Task ▸
A complete answer includes every line below with the word "structure".

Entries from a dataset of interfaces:
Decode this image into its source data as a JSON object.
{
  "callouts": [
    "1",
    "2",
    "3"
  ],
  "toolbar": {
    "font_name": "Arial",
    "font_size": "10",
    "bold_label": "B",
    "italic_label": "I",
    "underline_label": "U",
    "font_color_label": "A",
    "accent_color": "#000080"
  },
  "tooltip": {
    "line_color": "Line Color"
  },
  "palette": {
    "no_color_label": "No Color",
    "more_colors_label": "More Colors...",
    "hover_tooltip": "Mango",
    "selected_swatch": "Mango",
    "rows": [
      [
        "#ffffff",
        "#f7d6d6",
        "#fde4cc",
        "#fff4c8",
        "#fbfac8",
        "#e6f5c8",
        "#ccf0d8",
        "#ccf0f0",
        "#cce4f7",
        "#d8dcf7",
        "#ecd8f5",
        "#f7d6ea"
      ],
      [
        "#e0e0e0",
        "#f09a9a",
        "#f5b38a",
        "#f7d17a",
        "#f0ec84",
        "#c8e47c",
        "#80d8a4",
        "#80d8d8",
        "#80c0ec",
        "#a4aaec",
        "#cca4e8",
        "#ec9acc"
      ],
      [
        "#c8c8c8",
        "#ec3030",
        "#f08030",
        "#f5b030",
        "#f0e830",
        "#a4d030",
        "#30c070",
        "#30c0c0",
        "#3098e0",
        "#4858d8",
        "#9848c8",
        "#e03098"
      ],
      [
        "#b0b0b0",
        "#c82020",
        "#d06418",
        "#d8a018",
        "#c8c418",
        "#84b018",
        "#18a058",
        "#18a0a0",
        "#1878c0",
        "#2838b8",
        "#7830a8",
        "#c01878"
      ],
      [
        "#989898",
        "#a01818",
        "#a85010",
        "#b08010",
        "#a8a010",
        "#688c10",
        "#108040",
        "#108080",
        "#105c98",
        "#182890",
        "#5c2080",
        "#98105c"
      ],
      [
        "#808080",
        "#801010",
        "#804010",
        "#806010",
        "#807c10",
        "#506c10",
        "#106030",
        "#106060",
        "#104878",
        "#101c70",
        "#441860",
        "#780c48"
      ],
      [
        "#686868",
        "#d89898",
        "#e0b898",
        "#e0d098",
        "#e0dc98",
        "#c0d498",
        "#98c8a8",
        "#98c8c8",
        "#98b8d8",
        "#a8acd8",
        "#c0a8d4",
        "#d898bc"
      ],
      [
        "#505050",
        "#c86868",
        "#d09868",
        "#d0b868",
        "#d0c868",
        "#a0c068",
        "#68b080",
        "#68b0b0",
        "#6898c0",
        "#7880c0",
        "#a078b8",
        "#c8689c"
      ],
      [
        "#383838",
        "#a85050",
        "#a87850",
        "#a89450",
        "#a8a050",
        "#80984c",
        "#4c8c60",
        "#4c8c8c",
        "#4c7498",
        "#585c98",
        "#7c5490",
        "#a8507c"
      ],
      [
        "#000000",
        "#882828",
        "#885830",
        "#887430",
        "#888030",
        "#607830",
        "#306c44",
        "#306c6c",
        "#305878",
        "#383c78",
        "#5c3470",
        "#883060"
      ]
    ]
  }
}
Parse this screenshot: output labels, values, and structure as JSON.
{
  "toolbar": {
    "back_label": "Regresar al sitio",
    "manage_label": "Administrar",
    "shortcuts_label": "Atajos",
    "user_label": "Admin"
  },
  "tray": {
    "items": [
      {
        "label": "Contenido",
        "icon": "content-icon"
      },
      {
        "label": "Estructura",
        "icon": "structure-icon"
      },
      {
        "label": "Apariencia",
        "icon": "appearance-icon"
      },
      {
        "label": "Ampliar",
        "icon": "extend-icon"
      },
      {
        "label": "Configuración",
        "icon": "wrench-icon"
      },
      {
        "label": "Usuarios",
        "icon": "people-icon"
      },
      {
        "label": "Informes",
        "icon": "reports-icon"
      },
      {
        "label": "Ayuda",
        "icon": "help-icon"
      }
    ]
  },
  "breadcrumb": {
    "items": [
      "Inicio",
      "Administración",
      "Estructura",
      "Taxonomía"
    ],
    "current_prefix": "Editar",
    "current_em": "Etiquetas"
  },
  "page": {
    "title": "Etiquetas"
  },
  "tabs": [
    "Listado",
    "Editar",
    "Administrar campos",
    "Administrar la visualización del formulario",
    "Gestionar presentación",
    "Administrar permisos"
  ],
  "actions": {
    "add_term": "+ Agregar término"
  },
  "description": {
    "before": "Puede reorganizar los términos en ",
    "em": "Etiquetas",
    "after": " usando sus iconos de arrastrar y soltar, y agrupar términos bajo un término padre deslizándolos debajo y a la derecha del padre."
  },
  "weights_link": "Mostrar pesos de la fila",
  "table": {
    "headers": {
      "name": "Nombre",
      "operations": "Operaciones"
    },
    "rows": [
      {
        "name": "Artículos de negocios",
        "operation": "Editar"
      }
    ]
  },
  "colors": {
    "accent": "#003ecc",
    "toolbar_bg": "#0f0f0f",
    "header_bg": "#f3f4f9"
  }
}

Written response ▸
Parse this screenshot: output labels, values, and structure as JSON.
        "icon": "structure-icon"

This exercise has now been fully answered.